(DATA RECORDS Opens)
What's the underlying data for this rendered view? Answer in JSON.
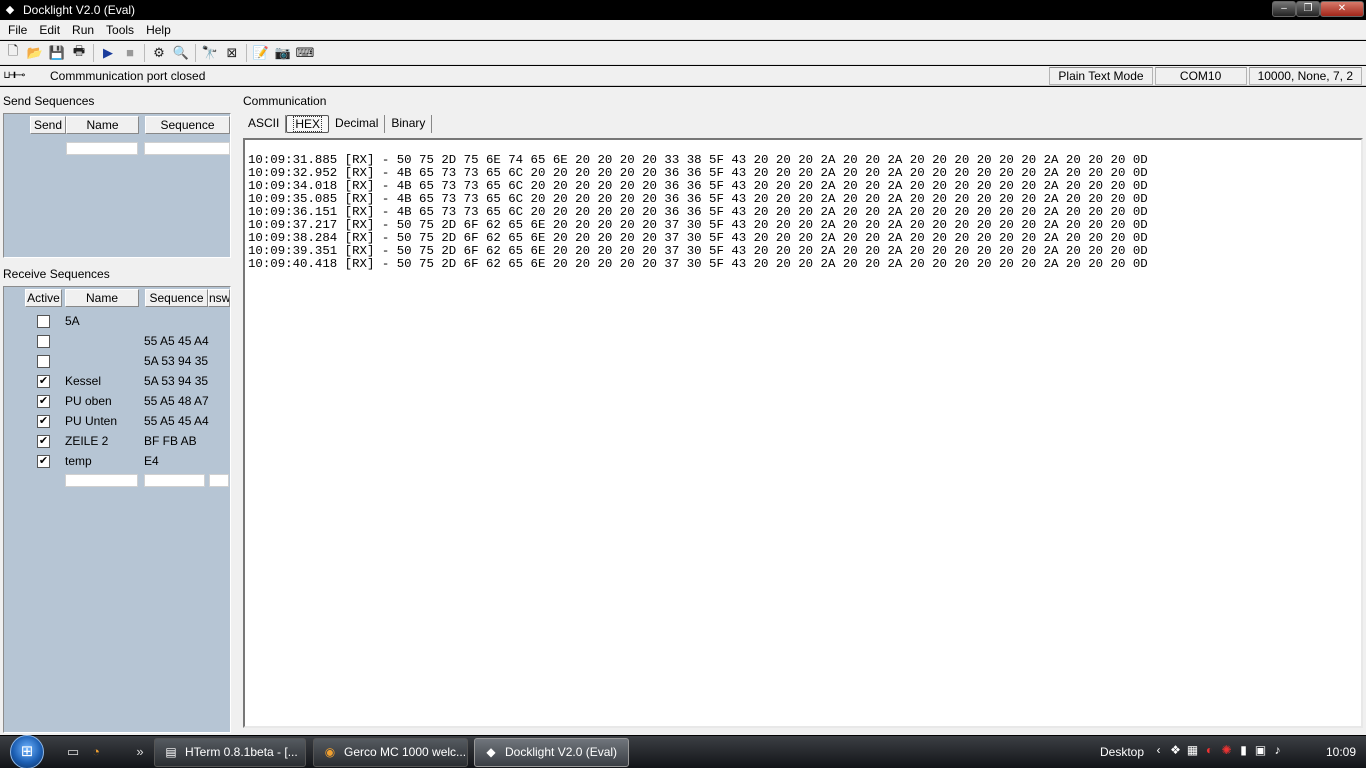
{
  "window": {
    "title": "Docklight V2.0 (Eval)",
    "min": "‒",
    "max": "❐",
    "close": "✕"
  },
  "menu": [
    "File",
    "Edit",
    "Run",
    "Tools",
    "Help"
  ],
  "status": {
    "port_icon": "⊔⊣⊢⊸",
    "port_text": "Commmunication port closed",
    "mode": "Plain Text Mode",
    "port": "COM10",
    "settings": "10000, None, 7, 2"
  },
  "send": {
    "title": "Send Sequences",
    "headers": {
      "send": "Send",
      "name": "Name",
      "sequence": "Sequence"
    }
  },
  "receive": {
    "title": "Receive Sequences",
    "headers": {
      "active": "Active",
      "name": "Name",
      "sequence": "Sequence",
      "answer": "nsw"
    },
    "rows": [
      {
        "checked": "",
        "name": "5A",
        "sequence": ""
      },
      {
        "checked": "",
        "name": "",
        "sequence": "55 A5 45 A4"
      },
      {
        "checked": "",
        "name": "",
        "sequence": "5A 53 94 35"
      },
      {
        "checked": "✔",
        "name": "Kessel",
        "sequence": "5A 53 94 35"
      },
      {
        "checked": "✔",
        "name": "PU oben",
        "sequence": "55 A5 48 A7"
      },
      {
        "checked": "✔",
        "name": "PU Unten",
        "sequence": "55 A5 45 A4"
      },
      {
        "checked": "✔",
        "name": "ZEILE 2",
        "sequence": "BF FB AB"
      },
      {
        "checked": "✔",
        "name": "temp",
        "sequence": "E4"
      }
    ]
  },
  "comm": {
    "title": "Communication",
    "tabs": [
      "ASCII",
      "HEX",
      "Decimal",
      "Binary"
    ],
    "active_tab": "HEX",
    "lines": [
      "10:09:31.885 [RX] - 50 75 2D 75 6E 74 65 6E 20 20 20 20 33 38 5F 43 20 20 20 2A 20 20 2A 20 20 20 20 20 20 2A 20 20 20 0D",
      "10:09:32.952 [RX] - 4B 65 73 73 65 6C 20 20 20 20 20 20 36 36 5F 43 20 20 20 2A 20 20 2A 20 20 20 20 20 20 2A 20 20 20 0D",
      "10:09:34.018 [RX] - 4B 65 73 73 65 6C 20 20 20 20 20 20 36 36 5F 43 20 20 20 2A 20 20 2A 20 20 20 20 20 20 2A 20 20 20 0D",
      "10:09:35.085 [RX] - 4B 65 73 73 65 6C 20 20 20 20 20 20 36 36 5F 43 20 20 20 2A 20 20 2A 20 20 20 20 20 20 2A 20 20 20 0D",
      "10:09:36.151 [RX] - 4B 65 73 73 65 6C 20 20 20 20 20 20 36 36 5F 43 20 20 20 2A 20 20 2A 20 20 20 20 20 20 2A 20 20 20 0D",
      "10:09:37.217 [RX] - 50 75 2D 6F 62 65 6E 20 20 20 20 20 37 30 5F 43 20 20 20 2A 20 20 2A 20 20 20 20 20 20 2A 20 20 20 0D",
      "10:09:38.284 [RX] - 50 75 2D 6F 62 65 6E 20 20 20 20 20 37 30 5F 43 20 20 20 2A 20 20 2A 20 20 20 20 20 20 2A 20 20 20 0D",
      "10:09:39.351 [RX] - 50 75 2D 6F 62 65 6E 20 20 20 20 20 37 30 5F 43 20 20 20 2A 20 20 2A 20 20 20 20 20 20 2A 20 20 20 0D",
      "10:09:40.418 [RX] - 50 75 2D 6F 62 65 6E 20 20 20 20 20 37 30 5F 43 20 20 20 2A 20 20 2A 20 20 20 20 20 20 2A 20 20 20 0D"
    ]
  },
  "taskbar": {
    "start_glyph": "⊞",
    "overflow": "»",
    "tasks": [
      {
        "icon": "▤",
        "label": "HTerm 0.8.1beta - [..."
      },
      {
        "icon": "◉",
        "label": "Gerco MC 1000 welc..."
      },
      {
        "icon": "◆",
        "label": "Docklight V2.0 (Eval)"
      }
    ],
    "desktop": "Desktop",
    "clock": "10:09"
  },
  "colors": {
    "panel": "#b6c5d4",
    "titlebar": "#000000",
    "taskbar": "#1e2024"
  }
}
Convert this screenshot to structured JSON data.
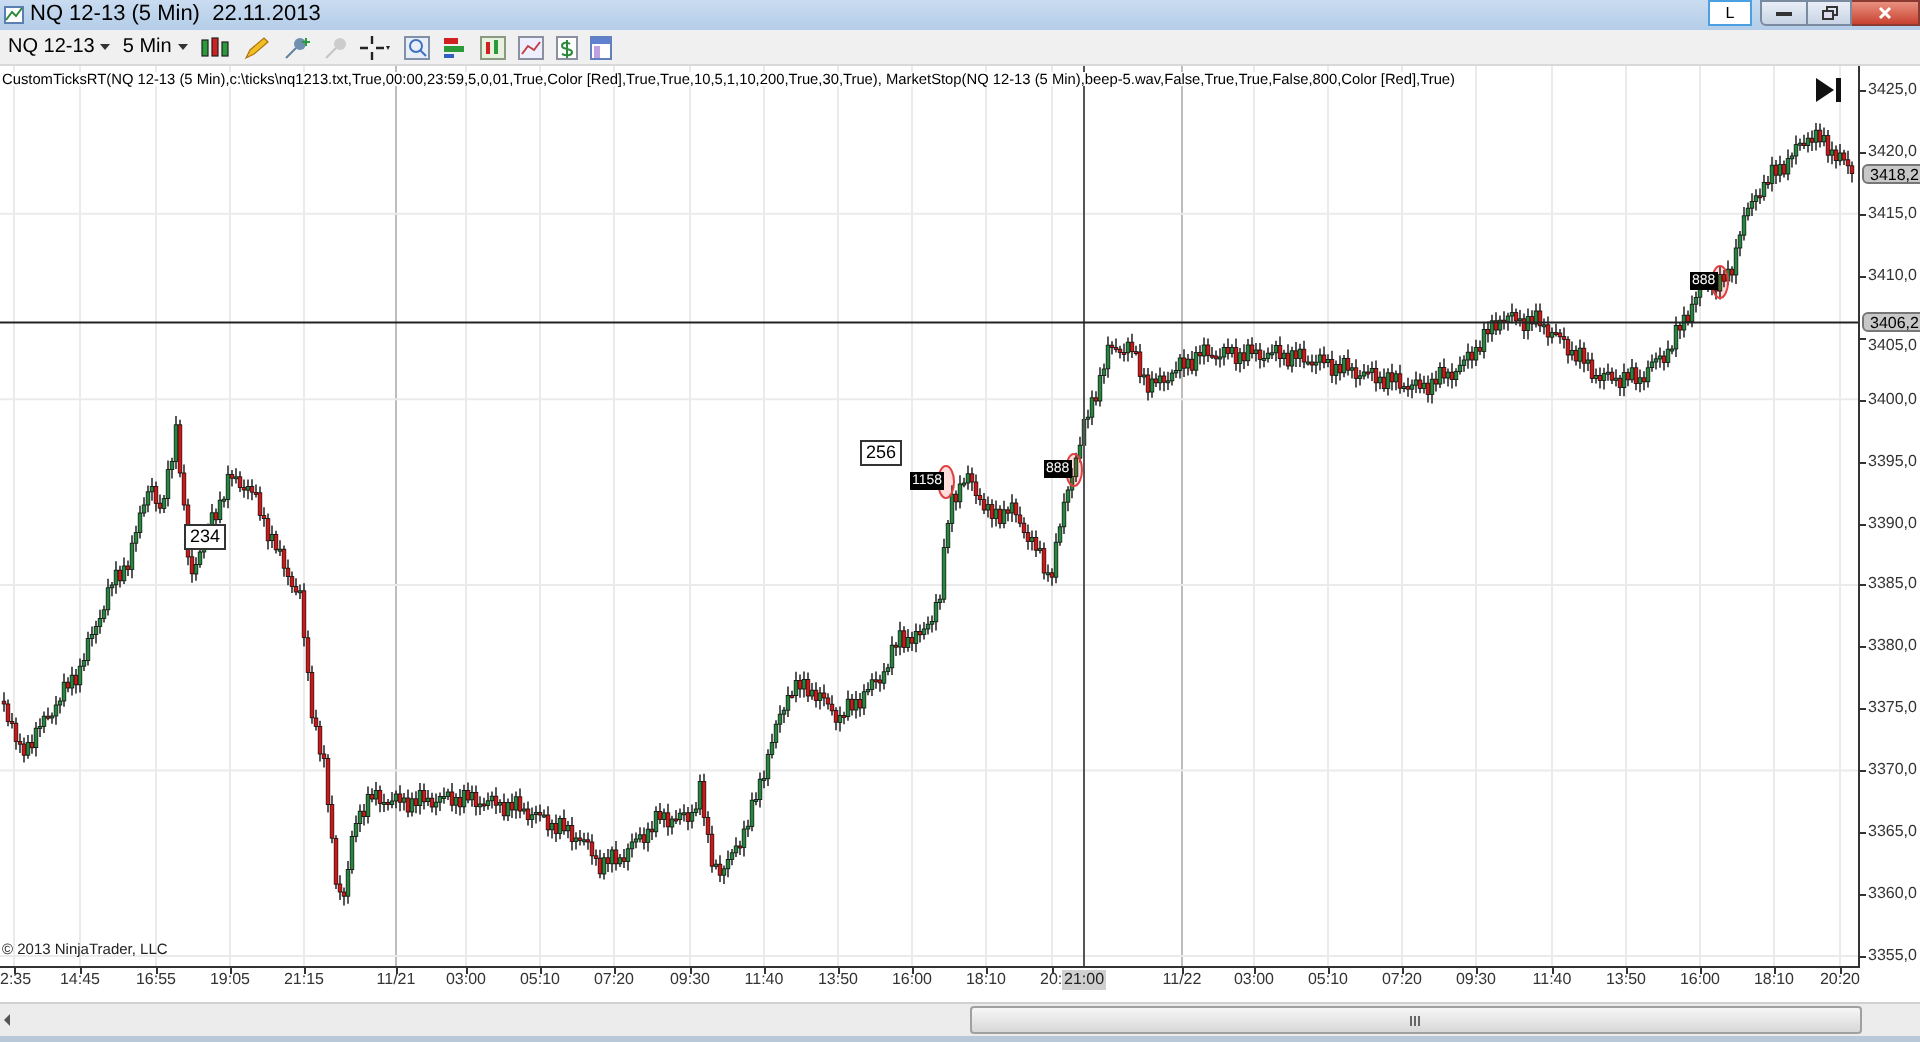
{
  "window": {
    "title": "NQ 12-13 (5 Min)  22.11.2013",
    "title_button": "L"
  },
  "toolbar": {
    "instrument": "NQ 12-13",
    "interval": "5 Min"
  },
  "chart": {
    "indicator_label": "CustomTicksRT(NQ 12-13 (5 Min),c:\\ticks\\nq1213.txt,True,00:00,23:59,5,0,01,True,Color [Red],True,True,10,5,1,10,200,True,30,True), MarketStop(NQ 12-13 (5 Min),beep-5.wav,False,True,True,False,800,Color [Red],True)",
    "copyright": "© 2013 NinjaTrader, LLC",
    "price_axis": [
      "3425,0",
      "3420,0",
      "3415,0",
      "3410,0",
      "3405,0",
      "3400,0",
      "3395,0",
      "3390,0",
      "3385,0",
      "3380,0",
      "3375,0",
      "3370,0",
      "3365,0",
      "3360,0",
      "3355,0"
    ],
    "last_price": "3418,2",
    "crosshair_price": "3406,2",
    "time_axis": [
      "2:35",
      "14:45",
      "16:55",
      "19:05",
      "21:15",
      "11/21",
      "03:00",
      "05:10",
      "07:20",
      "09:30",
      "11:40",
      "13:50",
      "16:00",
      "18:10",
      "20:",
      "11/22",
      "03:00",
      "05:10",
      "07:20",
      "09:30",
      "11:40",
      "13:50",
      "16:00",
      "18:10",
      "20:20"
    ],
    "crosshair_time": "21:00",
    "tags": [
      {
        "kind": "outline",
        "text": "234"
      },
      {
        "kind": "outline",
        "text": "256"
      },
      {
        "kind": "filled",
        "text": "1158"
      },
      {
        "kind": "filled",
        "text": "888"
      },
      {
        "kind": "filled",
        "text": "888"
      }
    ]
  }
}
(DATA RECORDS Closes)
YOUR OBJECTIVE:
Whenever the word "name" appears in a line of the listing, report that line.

OUTPUT OF THE TASK:
      "name": "Name",
      "name": "Name",
        "name": "5A",
        "name": "",
        "name": "",
        "name": "Kessel",
        "name": "PU oben",
        "name": "PU Unten",
        "name": "ZEILE 2",
        "name": "temp",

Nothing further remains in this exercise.